--- WHAT IS BEING ASKED ---
Check each line below for the word "hàng". Then give only how many lines have it.

--- TASK INPUT ---
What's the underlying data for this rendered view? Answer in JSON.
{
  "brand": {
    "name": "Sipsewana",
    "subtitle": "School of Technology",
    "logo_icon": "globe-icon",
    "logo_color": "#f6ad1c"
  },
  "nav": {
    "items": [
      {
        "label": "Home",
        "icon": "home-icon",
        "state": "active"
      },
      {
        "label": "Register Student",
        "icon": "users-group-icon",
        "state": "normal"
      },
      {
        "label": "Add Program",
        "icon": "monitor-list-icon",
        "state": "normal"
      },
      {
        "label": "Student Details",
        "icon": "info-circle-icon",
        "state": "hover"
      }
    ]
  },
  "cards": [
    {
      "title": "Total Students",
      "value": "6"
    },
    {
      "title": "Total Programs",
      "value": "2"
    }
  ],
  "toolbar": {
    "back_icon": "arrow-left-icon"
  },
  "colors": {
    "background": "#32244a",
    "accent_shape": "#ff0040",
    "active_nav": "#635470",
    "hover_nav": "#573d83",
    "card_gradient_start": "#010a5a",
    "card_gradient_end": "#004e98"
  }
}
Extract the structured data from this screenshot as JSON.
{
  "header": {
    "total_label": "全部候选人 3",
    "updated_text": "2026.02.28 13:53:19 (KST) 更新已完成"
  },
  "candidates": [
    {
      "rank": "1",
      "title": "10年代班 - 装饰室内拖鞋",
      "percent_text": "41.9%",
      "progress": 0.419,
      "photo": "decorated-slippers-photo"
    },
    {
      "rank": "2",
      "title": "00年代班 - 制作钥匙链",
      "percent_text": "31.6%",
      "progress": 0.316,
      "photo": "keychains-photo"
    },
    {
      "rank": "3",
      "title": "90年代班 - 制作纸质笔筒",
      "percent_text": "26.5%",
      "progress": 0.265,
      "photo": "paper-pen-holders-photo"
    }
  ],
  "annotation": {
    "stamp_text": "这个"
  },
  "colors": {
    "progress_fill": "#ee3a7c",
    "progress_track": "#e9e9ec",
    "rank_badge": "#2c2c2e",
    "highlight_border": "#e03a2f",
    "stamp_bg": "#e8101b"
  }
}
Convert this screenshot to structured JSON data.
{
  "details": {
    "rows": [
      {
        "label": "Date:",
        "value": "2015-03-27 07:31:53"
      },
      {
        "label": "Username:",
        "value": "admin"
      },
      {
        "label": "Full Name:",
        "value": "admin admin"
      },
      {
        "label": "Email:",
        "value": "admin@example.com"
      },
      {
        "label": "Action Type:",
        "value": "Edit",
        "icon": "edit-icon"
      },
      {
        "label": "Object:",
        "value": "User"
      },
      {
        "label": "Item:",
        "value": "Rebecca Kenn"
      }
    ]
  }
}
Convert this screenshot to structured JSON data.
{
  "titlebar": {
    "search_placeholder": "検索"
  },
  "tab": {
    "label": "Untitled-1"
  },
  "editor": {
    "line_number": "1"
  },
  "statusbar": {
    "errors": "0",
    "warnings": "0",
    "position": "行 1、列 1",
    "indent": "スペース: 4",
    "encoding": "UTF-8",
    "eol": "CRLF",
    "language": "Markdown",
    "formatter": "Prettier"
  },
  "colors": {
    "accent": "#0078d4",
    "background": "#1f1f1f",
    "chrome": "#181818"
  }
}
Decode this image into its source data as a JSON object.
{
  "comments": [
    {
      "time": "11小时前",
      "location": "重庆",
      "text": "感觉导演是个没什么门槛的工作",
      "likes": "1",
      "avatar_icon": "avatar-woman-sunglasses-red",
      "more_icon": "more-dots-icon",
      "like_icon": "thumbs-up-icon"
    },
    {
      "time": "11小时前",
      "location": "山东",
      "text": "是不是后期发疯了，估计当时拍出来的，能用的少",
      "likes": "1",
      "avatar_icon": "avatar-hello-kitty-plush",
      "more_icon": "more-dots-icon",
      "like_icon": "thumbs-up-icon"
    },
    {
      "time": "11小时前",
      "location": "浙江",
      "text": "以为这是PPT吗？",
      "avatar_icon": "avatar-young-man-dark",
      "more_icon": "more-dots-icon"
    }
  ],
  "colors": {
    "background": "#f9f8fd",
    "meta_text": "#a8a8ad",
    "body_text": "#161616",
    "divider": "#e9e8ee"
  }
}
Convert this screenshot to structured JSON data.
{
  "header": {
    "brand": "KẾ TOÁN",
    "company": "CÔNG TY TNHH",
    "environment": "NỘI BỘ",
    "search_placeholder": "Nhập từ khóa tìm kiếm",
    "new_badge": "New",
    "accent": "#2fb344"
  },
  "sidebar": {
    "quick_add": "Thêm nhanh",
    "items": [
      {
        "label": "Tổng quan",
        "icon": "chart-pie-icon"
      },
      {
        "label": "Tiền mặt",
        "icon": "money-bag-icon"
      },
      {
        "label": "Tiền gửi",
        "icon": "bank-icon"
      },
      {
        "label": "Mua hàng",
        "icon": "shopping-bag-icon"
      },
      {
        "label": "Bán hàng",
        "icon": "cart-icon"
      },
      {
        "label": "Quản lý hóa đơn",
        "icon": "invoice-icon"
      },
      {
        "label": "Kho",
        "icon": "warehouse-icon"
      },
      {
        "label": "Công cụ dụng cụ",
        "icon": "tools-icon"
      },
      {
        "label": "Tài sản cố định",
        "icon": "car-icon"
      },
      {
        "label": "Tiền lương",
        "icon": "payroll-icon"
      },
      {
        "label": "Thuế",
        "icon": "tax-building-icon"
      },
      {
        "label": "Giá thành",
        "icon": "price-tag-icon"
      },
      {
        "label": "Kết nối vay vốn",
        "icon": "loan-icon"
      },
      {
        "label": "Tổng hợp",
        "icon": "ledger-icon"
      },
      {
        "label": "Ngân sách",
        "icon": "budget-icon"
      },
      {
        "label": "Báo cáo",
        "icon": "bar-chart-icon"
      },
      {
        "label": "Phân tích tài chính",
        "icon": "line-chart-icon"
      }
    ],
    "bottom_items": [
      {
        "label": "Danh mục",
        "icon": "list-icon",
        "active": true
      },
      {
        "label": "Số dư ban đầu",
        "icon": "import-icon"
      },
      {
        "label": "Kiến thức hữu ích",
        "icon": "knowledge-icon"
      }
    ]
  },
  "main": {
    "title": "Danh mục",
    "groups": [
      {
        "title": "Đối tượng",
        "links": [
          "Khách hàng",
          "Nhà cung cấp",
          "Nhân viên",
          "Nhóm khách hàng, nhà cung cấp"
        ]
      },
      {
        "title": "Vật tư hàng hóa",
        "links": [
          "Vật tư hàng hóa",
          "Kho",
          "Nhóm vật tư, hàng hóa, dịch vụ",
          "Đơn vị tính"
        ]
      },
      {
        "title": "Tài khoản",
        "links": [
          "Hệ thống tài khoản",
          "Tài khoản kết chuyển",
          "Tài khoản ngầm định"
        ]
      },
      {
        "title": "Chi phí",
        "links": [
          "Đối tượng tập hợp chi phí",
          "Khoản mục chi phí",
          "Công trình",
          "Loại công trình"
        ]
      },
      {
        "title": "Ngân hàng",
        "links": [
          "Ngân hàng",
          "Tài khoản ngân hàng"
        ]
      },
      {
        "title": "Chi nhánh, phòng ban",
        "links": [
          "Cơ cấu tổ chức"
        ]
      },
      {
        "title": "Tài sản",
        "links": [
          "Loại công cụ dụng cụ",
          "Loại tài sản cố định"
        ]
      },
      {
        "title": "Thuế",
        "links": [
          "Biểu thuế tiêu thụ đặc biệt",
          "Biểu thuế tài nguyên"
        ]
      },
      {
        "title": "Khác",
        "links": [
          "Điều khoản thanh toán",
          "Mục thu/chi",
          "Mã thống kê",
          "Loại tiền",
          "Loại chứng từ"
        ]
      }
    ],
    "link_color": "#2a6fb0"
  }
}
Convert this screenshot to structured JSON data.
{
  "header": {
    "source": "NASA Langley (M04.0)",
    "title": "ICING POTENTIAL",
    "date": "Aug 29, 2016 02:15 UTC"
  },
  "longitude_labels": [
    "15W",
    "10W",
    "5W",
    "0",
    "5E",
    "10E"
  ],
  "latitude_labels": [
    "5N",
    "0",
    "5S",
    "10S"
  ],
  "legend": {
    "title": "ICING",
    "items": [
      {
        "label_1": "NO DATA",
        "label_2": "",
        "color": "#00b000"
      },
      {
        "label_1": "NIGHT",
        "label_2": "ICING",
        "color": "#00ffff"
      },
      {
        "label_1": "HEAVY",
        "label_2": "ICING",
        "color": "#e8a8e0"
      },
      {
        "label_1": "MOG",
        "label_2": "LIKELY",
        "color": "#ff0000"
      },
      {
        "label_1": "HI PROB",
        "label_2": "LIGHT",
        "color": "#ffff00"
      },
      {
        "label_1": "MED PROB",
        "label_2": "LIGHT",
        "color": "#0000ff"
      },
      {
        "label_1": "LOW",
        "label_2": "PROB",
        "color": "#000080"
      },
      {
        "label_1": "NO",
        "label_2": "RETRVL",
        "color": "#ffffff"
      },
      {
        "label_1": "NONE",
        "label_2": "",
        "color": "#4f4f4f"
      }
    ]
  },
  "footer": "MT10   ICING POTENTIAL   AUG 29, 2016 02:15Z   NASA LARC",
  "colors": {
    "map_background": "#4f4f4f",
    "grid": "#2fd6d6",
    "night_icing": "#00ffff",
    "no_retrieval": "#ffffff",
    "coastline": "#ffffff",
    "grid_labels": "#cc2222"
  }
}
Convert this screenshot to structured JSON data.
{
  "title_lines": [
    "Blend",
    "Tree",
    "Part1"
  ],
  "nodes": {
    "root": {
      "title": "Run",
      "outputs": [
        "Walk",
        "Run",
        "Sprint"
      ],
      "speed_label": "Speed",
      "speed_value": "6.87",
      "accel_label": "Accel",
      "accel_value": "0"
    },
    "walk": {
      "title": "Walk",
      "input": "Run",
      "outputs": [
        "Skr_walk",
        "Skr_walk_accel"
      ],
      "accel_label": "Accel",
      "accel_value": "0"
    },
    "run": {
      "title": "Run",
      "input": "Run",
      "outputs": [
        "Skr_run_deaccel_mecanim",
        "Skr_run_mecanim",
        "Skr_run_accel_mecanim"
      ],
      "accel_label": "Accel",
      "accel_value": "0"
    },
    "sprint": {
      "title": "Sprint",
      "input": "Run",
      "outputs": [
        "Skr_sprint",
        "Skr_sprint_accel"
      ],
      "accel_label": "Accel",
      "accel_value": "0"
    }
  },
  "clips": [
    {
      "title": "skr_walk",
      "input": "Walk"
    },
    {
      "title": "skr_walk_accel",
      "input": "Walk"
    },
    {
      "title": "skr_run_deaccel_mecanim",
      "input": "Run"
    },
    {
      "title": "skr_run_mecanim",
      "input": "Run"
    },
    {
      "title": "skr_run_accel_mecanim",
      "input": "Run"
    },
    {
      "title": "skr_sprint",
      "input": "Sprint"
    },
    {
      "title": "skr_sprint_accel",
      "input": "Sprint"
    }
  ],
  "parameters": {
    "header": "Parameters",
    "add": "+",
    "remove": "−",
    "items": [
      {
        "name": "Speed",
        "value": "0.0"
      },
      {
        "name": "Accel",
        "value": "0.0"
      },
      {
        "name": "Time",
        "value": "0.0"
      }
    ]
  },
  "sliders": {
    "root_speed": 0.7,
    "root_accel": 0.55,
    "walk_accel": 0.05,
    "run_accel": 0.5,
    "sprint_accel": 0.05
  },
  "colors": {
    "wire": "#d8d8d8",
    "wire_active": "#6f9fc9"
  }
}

--- OUTPUT OF THE TASK ---
10